> **Instructions for the task**:
The answer must give back every line of the data exactly, with no pictures.

> **Entries supplied**:
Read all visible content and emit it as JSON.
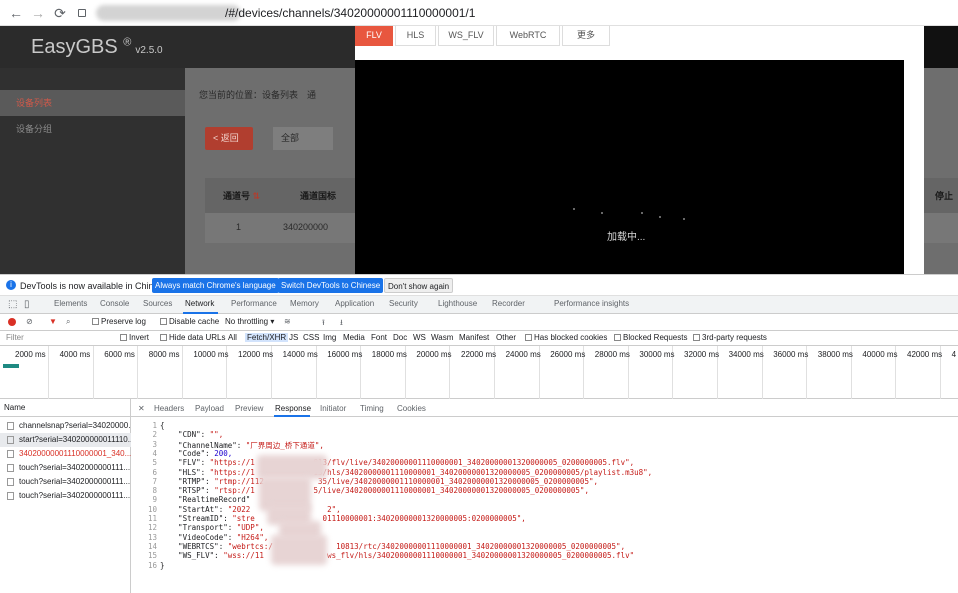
{
  "browser": {
    "url_path": "/#/devices/channels/34020000001110000001/1"
  },
  "app": {
    "logo": "EasyGBS",
    "logo_mark": "®",
    "version": "v2.5.0",
    "sidebar": [
      "设备列表",
      "设备分组"
    ],
    "breadcrumb": "您当前的位置：设备列表　通",
    "back_label": "返回",
    "filter_value": "全部",
    "table_headers": {
      "channel_no": "通道号",
      "channel_id": "通道国标",
      "stop": "停止"
    },
    "row": {
      "channel_no": "1",
      "channel_id": "340200000"
    }
  },
  "player": {
    "tabs": [
      "FLV",
      "HLS",
      "WS_FLV",
      "WebRTC",
      "更多"
    ],
    "active_tab": "FLV",
    "loading_text": "加载中..."
  },
  "devtools": {
    "infobar": {
      "text": "DevTools is now available in Chinese!",
      "btn_match": "Always match Chrome's language",
      "btn_switch": "Switch DevTools to Chinese",
      "btn_dismiss": "Don't show again"
    },
    "tabs": [
      "Elements",
      "Console",
      "Sources",
      "Network",
      "Performance",
      "Memory",
      "Application",
      "Security",
      "Lighthouse",
      "Recorder",
      "Performance insights"
    ],
    "active_tab": "Network",
    "toolbar": {
      "preserve_log": "Preserve log",
      "disable_cache": "Disable cache",
      "throttle": "No throttling"
    },
    "filter": {
      "label": "Filter",
      "invert": "Invert",
      "hide_data_urls": "Hide data URLs",
      "types": [
        "All",
        "Fetch/XHR",
        "JS",
        "CSS",
        "Img",
        "Media",
        "Font",
        "Doc",
        "WS",
        "Wasm",
        "Manifest",
        "Other"
      ],
      "active_type": "Fetch/XHR",
      "blocked_cookies": "Has blocked cookies",
      "blocked_requests": "Blocked Requests",
      "third_party": "3rd-party requests"
    },
    "timeline_ticks": [
      "2000 ms",
      "4000 ms",
      "6000 ms",
      "8000 ms",
      "10000 ms",
      "12000 ms",
      "14000 ms",
      "16000 ms",
      "18000 ms",
      "20000 ms",
      "22000 ms",
      "24000 ms",
      "26000 ms",
      "28000 ms",
      "30000 ms",
      "32000 ms",
      "34000 ms",
      "36000 ms",
      "38000 ms",
      "40000 ms",
      "42000 ms",
      "4"
    ],
    "requests_header": "Name",
    "requests": [
      {
        "name": "channelsnap?serial=34020000...",
        "state": "normal"
      },
      {
        "name": "start?serial=340200000011110...",
        "state": "selected"
      },
      {
        "name": "34020000001110000001_340...",
        "state": "error"
      },
      {
        "name": "touch?serial=3402000000111...",
        "state": "normal"
      },
      {
        "name": "touch?serial=3402000000111...",
        "state": "normal"
      },
      {
        "name": "touch?serial=3402000000111...",
        "state": "normal"
      }
    ],
    "response_tabs": [
      "Headers",
      "Payload",
      "Preview",
      "Response",
      "Initiator",
      "Timing",
      "Cookies"
    ],
    "active_response_tab": "Response",
    "response_lines": [
      "{",
      "    \"CDN\": \"\",",
      "    \"ChannelName\": \"厂界周边_桥下通道\",",
      "    \"Code\": 200,",
      "    \"FLV\": \"https://1             813/flv/live/34020000001110000001_34020000001320000005_0200000005.flv\",",
      "    \"HLS\": \"https://1             13/hls/34020000001110000001_34020000001320000005_0200000005/playlist.m3u8\",",
      "    \"RTMP\": \"rtmp://112            35/live/34020000001110000001_34020000001320000005_0200000005\",",
      "    \"RTSP\": \"rtsp://1             5/live/34020000001110000001_34020000001320000005_0200000005\",",
      "    \"RealtimeRecord\"",
      "    \"StartAt\": \"2022                 2\",",
      "    \"StreamID\": \"stre               01110000001:34020000001320000005:0200000005\",",
      "    \"Transport\": \"UDP\",",
      "    \"VideoCode\": \"H264\",",
      "    \"WEBRTCS\": \"webrtcs:/              10813/rtc/34020000001110000001_34020000001320000005_0200000005\",",
      "    \"WS_FLV\": \"wss://11              ws_flv/hls/34020000001110000001_34020000001320000005_0200000005.flv\"",
      "}"
    ]
  }
}
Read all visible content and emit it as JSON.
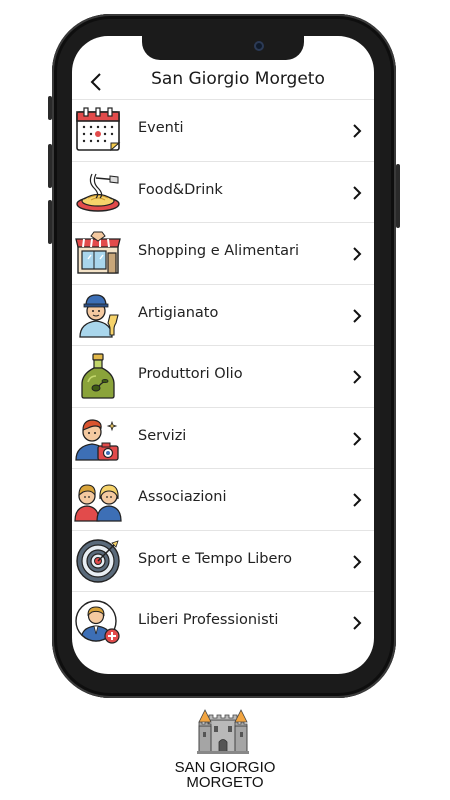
{
  "header": {
    "title": "San Giorgio Morgeto"
  },
  "items": [
    {
      "label": "Eventi",
      "icon": "calendar-icon"
    },
    {
      "label": "Food&Drink",
      "icon": "pasta-icon"
    },
    {
      "label": "Shopping e Alimentari",
      "icon": "shop-icon"
    },
    {
      "label": "Artigianato",
      "icon": "artisan-icon"
    },
    {
      "label": "Produttori Olio",
      "icon": "olive-oil-icon"
    },
    {
      "label": "Servizi",
      "icon": "photographer-icon"
    },
    {
      "label": "Associazioni",
      "icon": "people-icon"
    },
    {
      "label": "Sport e Tempo Libero",
      "icon": "target-icon"
    },
    {
      "label": "Liberi Professionisti",
      "icon": "professional-icon"
    }
  ],
  "brand": {
    "line1": "SAN GIORGIO",
    "line2": "MORGETO"
  },
  "colors": {
    "red": "#e24b4b",
    "tan": "#f4c9a0",
    "blue": "#3d6fb6",
    "olive": "#6b8e23"
  }
}
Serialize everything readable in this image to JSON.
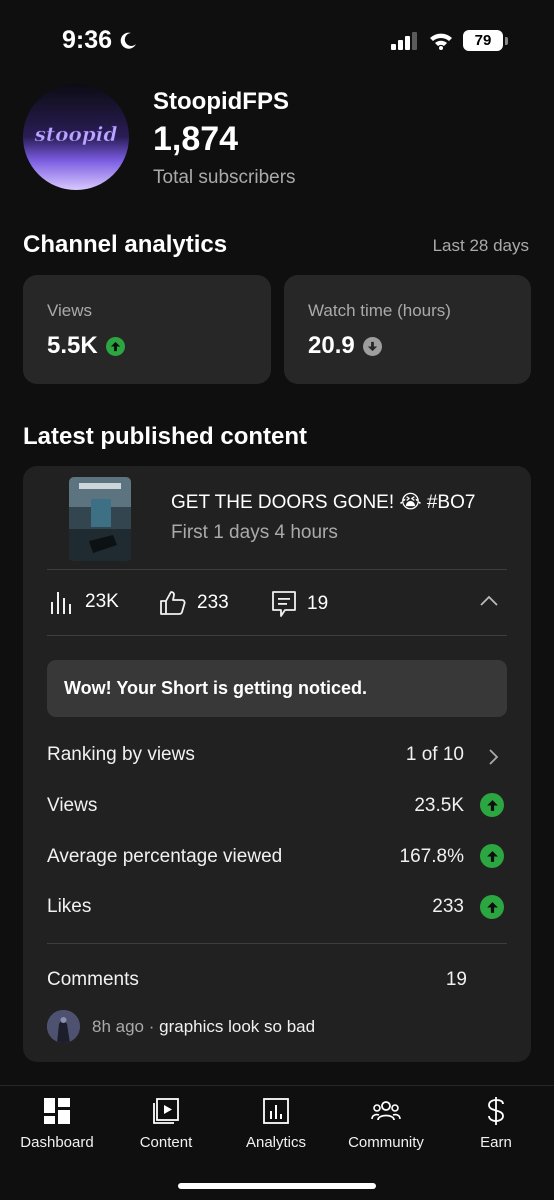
{
  "status_bar": {
    "time": "9:36",
    "battery": "79"
  },
  "channel": {
    "name": "StoopidFPS",
    "avatar_text": "stoopid",
    "subscribers": "1,874",
    "subscribers_label": "Total subscribers"
  },
  "analytics": {
    "title": "Channel analytics",
    "range": "Last 28 days",
    "cards": [
      {
        "label": "Views",
        "value": "5.5K",
        "trend": "up"
      },
      {
        "label": "Watch time (hours)",
        "value": "20.9",
        "trend": "down"
      }
    ]
  },
  "latest": {
    "title": "Latest published content",
    "video": {
      "title": "GET THE DOORS GONE! 😭 #BO7",
      "subtitle": "First 1 days 4 hours"
    },
    "metrics": {
      "views": "23K",
      "likes": "233",
      "comments": "19"
    },
    "notice": "Wow! Your Short is getting noticed.",
    "rows": [
      {
        "label": "Ranking by views",
        "value": "1 of 10",
        "icon": "chevron-right-icon"
      },
      {
        "label": "Views",
        "value": "23.5K",
        "icon": "arrow-up-icon"
      },
      {
        "label": "Average percentage viewed",
        "value": "167.8%",
        "icon": "arrow-up-icon"
      },
      {
        "label": "Likes",
        "value": "233",
        "icon": "arrow-up-icon"
      }
    ],
    "comments": {
      "label": "Comments",
      "count": "19",
      "time": "8h ago",
      "separator": "·",
      "text": "graphics look so bad"
    }
  },
  "nav": [
    {
      "label": "Dashboard",
      "icon": "dashboard-icon"
    },
    {
      "label": "Content",
      "icon": "content-icon"
    },
    {
      "label": "Analytics",
      "icon": "analytics-icon"
    },
    {
      "label": "Community",
      "icon": "community-icon"
    },
    {
      "label": "Earn",
      "icon": "dollar-icon"
    }
  ],
  "colors": {
    "up": "#2ba640",
    "down": "#9e9e9e",
    "card": "#272727",
    "background": "#0f0f0f"
  }
}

> **Response below**:
Read all visible content and emit it as JSON.
{
  "browser": {
    "url_path": "/#/devices/channels/34020000001110000001/1"
  },
  "app": {
    "logo": "EasyGBS",
    "logo_mark": "®",
    "version": "v2.5.0",
    "sidebar": [
      "设备列表",
      "设备分组"
    ],
    "breadcrumb": "您当前的位置：设备列表　通",
    "back_label": "返回",
    "filter_value": "全部",
    "table_headers": {
      "channel_no": "通道号",
      "channel_id": "通道国标",
      "stop": "停止"
    },
    "row": {
      "channel_no": "1",
      "channel_id": "340200000"
    }
  },
  "player": {
    "tabs": [
      "FLV",
      "HLS",
      "WS_FLV",
      "WebRTC",
      "更多"
    ],
    "active_tab": "FLV",
    "loading_text": "加载中..."
  },
  "devtools": {
    "infobar": {
      "text": "DevTools is now available in Chinese!",
      "btn_match": "Always match Chrome's language",
      "btn_switch": "Switch DevTools to Chinese",
      "btn_dismiss": "Don't show again"
    },
    "tabs": [
      "Elements",
      "Console",
      "Sources",
      "Network",
      "Performance",
      "Memory",
      "Application",
      "Security",
      "Lighthouse",
      "Recorder",
      "Performance insights"
    ],
    "active_tab": "Network",
    "toolbar": {
      "preserve_log": "Preserve log",
      "disable_cache": "Disable cache",
      "throttle": "No throttling"
    },
    "filter": {
      "label": "Filter",
      "invert": "Invert",
      "hide_data_urls": "Hide data URLs",
      "types": [
        "All",
        "Fetch/XHR",
        "JS",
        "CSS",
        "Img",
        "Media",
        "Font",
        "Doc",
        "WS",
        "Wasm",
        "Manifest",
        "Other"
      ],
      "active_type": "Fetch/XHR",
      "blocked_cookies": "Has blocked cookies",
      "blocked_requests": "Blocked Requests",
      "third_party": "3rd-party requests"
    },
    "timeline_ticks": [
      "2000 ms",
      "4000 ms",
      "6000 ms",
      "8000 ms",
      "10000 ms",
      "12000 ms",
      "14000 ms",
      "16000 ms",
      "18000 ms",
      "20000 ms",
      "22000 ms",
      "24000 ms",
      "26000 ms",
      "28000 ms",
      "30000 ms",
      "32000 ms",
      "34000 ms",
      "36000 ms",
      "38000 ms",
      "40000 ms",
      "42000 ms",
      "4"
    ],
    "requests_header": "Name",
    "requests": [
      {
        "name": "channelsnap?serial=34020000...",
        "state": "normal"
      },
      {
        "name": "start?serial=340200000011110...",
        "state": "selected"
      },
      {
        "name": "34020000001110000001_340...",
        "state": "error"
      },
      {
        "name": "touch?serial=3402000000111...",
        "state": "normal"
      },
      {
        "name": "touch?serial=3402000000111...",
        "state": "normal"
      },
      {
        "name": "touch?serial=3402000000111...",
        "state": "normal"
      }
    ],
    "response_tabs": [
      "Headers",
      "Payload",
      "Preview",
      "Response",
      "Initiator",
      "Timing",
      "Cookies"
    ],
    "active_response_tab": "Response",
    "response_lines": [
      "{",
      "    \"CDN\": \"\",",
      "    \"ChannelName\": \"厂界周边_桥下通道\",",
      "    \"Code\": 200,",
      "    \"FLV\": \"https://1             813/flv/live/34020000001110000001_34020000001320000005_0200000005.flv\",",
      "    \"HLS\": \"https://1             13/hls/34020000001110000001_34020000001320000005_0200000005/playlist.m3u8\",",
      "    \"RTMP\": \"rtmp://112            35/live/34020000001110000001_34020000001320000005_0200000005\",",
      "    \"RTSP\": \"rtsp://1             5/live/34020000001110000001_34020000001320000005_0200000005\",",
      "    \"RealtimeRecord\"",
      "    \"StartAt\": \"2022                 2\",",
      "    \"StreamID\": \"stre               01110000001:34020000001320000005:0200000005\",",
      "    \"Transport\": \"UDP\",",
      "    \"VideoCode\": \"H264\",",
      "    \"WEBRTCS\": \"webrtcs:/              10813/rtc/34020000001110000001_34020000001320000005_0200000005\",",
      "    \"WS_FLV\": \"wss://11              ws_flv/hls/34020000001110000001_34020000001320000005_0200000005.flv\"",
      "}"
    ]
  }
}
Read all visible content and emit it as JSON.
{
  "header": {
    "title": "San Giorgio Morgeto"
  },
  "items": [
    {
      "label": "Eventi",
      "icon": "calendar-icon"
    },
    {
      "label": "Food&Drink",
      "icon": "pasta-icon"
    },
    {
      "label": "Shopping e Alimentari",
      "icon": "shop-icon"
    },
    {
      "label": "Artigianato",
      "icon": "artisan-icon"
    },
    {
      "label": "Produttori Olio",
      "icon": "olive-oil-icon"
    },
    {
      "label": "Servizi",
      "icon": "photographer-icon"
    },
    {
      "label": "Associazioni",
      "icon": "people-icon"
    },
    {
      "label": "Sport e Tempo Libero",
      "icon": "target-icon"
    },
    {
      "label": "Liberi Professionisti",
      "icon": "professional-icon"
    }
  ],
  "brand": {
    "line1": "SAN GIORGIO",
    "line2": "MORGETO"
  },
  "colors": {
    "red": "#e24b4b",
    "tan": "#f4c9a0",
    "blue": "#3d6fb6",
    "olive": "#6b8e23"
  }
}
Serialize everything readable in this image to JSON.
{
  "status_bar": {
    "time": "9:36",
    "battery": "79"
  },
  "channel": {
    "name": "StoopidFPS",
    "avatar_text": "stoopid",
    "subscribers": "1,874",
    "subscribers_label": "Total subscribers"
  },
  "analytics": {
    "title": "Channel analytics",
    "range": "Last 28 days",
    "cards": [
      {
        "label": "Views",
        "value": "5.5K",
        "trend": "up"
      },
      {
        "label": "Watch time (hours)",
        "value": "20.9",
        "trend": "down"
      }
    ]
  },
  "latest": {
    "title": "Latest published content",
    "video": {
      "title": "GET THE DOORS GONE! 😭 #BO7",
      "subtitle": "First 1 days 4 hours"
    },
    "metrics": {
      "views": "23K",
      "likes": "233",
      "comments": "19"
    },
    "notice": "Wow! Your Short is getting noticed.",
    "rows": [
      {
        "label": "Ranking by views",
        "value": "1 of 10",
        "icon": "chevron-right-icon"
      },
      {
        "label": "Views",
        "value": "23.5K",
        "icon": "arrow-up-icon"
      },
      {
        "label": "Average percentage viewed",
        "value": "167.8%",
        "icon": "arrow-up-icon"
      },
      {
        "label": "Likes",
        "value": "233",
        "icon": "arrow-up-icon"
      }
    ],
    "comments": {
      "label": "Comments",
      "count": "19",
      "time": "8h ago",
      "separator": "·",
      "text": "graphics look so bad"
    }
  },
  "nav": [
    {
      "label": "Dashboard",
      "icon": "dashboard-icon"
    },
    {
      "label": "Content",
      "icon": "content-icon"
    },
    {
      "label": "Analytics",
      "icon": "analytics-icon"
    },
    {
      "label": "Community",
      "icon": "community-icon"
    },
    {
      "label": "Earn",
      "icon": "dollar-icon"
    }
  ],
  "colors": {
    "up": "#2ba640",
    "down": "#9e9e9e",
    "card": "#272727",
    "background": "#0f0f0f"
  }
}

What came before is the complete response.